WASHINGTON/BEIJING – The United States and China have disagreements and need “in-depth” and “comprehensive” dialogue to reduce misunderstandings and stabilize ties, China’s foreign minister, Wang Yi, said on Thursday, kicking off a long-anticipated visit to Washington.
Standing next to US Secretary of State Antony Blinken, Mr. Wang said the two countries share important common interests and challenges that they need to resolve together.
“Therefore, China and the United States need to have dialogue. Not only should we resume dialogue, the dialogue should be in-depth and comprehensive,” Wang said, speaking through an interpreter.
Dialogue would help reduce misunderstandings, help stabilize the relationship and “return it to the track of healthy, stable and sustainable development,” he said.
Mr. Blinken responded: “I agree with what the foreign minister said.”

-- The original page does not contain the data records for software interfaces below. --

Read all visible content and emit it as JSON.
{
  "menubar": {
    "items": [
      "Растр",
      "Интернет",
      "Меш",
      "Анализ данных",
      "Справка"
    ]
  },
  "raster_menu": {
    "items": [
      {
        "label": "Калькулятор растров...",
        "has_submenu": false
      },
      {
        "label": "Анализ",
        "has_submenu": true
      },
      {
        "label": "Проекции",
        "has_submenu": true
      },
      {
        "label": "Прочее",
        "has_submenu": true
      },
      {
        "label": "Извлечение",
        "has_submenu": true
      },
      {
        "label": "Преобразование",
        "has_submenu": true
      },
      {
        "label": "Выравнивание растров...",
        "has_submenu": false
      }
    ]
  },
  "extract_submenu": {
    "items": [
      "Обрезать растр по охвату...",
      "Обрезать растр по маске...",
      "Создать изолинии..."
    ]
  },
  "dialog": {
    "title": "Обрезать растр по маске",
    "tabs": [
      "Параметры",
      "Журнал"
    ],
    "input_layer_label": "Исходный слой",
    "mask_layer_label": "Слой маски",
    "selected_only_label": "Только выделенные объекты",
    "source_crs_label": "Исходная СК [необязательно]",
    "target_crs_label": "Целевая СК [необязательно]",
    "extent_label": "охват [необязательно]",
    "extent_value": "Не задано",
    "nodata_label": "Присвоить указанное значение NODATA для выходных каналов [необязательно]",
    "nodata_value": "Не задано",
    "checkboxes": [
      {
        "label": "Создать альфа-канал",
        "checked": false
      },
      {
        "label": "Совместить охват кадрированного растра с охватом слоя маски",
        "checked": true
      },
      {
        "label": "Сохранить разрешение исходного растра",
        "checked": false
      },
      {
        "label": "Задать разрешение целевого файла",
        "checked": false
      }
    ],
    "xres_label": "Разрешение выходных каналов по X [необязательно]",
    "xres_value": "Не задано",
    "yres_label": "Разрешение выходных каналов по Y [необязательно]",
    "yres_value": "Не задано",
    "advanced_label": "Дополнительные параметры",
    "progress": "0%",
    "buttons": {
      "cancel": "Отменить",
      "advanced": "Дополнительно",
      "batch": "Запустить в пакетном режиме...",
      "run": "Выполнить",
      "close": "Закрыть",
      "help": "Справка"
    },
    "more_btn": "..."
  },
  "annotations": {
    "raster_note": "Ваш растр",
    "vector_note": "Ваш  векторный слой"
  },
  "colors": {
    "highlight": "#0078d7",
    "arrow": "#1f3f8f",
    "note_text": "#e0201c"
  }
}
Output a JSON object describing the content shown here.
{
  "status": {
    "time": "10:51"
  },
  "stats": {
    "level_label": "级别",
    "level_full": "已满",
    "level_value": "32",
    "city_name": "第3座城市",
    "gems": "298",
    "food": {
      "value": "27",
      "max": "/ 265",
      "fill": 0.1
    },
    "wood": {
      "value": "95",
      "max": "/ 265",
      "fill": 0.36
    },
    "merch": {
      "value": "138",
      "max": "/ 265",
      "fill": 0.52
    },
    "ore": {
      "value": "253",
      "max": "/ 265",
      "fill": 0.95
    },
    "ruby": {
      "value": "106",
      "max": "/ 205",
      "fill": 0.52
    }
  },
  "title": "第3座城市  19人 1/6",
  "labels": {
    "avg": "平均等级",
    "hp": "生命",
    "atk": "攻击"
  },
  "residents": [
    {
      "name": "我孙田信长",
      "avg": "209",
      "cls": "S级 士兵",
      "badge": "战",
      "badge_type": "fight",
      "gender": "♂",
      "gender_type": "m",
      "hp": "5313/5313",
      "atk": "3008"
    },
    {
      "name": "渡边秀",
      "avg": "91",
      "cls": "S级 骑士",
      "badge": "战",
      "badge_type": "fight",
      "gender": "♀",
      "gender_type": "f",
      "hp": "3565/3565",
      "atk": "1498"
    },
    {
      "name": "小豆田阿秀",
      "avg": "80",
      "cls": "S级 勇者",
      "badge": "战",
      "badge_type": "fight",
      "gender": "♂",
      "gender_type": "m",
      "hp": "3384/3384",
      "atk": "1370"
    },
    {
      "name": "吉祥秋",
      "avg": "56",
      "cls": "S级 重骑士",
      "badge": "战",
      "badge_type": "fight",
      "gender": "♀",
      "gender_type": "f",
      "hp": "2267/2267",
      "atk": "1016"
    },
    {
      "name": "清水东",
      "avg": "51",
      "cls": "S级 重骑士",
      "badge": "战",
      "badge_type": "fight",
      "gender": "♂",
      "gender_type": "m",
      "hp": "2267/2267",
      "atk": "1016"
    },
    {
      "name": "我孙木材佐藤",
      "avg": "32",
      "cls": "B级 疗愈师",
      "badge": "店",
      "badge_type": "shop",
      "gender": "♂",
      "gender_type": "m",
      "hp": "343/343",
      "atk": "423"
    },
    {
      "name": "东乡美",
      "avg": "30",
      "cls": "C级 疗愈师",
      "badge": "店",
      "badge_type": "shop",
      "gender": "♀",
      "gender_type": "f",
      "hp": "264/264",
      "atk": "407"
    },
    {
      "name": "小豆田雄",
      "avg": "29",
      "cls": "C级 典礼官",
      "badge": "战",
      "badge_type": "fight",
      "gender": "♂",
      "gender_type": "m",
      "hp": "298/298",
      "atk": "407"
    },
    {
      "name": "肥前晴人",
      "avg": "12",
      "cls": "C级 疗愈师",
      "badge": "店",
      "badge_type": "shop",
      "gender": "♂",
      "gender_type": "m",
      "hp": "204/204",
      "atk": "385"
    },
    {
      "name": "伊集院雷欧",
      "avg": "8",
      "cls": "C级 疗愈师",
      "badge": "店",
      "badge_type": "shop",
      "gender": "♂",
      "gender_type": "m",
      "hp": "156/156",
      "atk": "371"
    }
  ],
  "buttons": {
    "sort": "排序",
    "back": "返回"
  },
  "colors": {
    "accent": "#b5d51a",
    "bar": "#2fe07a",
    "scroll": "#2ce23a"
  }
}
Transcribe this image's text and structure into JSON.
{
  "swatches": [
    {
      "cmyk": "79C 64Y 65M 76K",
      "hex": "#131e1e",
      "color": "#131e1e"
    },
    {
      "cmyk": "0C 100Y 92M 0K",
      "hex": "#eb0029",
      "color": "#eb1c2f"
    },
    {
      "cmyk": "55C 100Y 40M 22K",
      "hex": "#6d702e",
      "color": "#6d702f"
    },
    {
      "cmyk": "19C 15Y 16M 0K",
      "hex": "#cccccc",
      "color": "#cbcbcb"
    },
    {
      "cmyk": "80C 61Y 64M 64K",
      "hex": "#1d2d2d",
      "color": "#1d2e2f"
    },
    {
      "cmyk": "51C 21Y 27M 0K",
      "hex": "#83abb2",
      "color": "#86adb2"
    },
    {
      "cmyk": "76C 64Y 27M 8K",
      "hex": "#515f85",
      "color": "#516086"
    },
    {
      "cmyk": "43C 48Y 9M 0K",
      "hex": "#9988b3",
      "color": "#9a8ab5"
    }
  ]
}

Before Wang spoke, Mr. Blinken had said he looked forward to constructive talks with his Chinese counterpart.
Mr. Wang’s three-day visit is the latest in a flurry of diplomatic engagements between the two strategic rivals as they seek to manage their differences to avoid conflict. The trip primarily is to prepare for an expected summit between President Joe Biden and President Xi Jinping in November.
The Israel-Hamas conflict has added a fresh dynamic to the testy relationship of the superpowers, and Washington is hoping Beijing can use its influence with Iran to prevent an escalation into a wider war in the Middle East.
Wang is expected to meet with US national security advisor Jake Sullivan on Friday. He is also expected to speak with Mr. Biden during his visit to the White House, although it is unclear how substantial their interaction will be.
The Biden administration’s priority with Beijing has been to prevent intense competition between the two largest economies and disagreements on a host of issues – including trade, Taiwan and the South China Sea – from veering into conflict.
However, while both Beijing and Washington have spoken of looking for areas where they can work together, and Xi on Wednesday said China was willing to cooperate on global challenges, experts do not expect immediate progress.
PATH TO BIDEN-XI MEETING
Policy analysts in China and the US say both sides share an interest in averting a wider war in the Middle East and that China, as a major oil purchaser, could exert considerable influence on Iran. Whether it will remains to be seen.
“The Chinese certainly have an interest in preventing a direct US-Iranian confrontation, as they are major oil consumers and that would spike prices,” said Jon Alterman, head of the Middle East program at Washington’s Center for Strategic and International Studies.
“Still, the Chinese are unlikely to do any heavy lifting here. I expect they’ll want a seat at the table when the Israel-Gaza struggle gets resolved, but they don’t feel much need or ability to hasten resolution.”
Shi Yinhong, professor of international relations at Renmin University of China, said Beijing exerting its influence over Iran was “almost the only serious and practical U.S. expectation of China on the Middle East situation.”
However Shi added: “The US position on Iran is far from acceptable to China and vice versa. Mutual compromise on this issue could be too limited and small to be of any significance.”
Mr. Wang’s visit to Washington comes after several top US officials, including Mr. Blinken, visited Beijing in the past several months.
Analysts expect Mr. Wang’s talks to focus on preparations for an anticipated meeting between Biden and Xi on the sidelines of the summit of Asia Pacific Economic Cooperation (APEC) countries in San Francisco from Nov. 11 to 17. It would be Mr. Biden and Mr. Xi’s first in-person meeting since a summit in Bali last November.
The two sides go into APEC from different economic perspectives, with economic policy analysts saying the US has weathered challenging global conditions after the COVID-19 pandemic somewhat better than China.
US and Chinese officials held a virtual meeting on Monday on macroeconomic developments.
US officials said Taiwan and the South and East China Seas, where they accused Beijing of “destabilizing and dangerous actions” against rival territorial claimants, would also be on the agenda. Re-establishing military-to-military ties with China remains a top priority to avoid unintended conflict, they said. – Reuters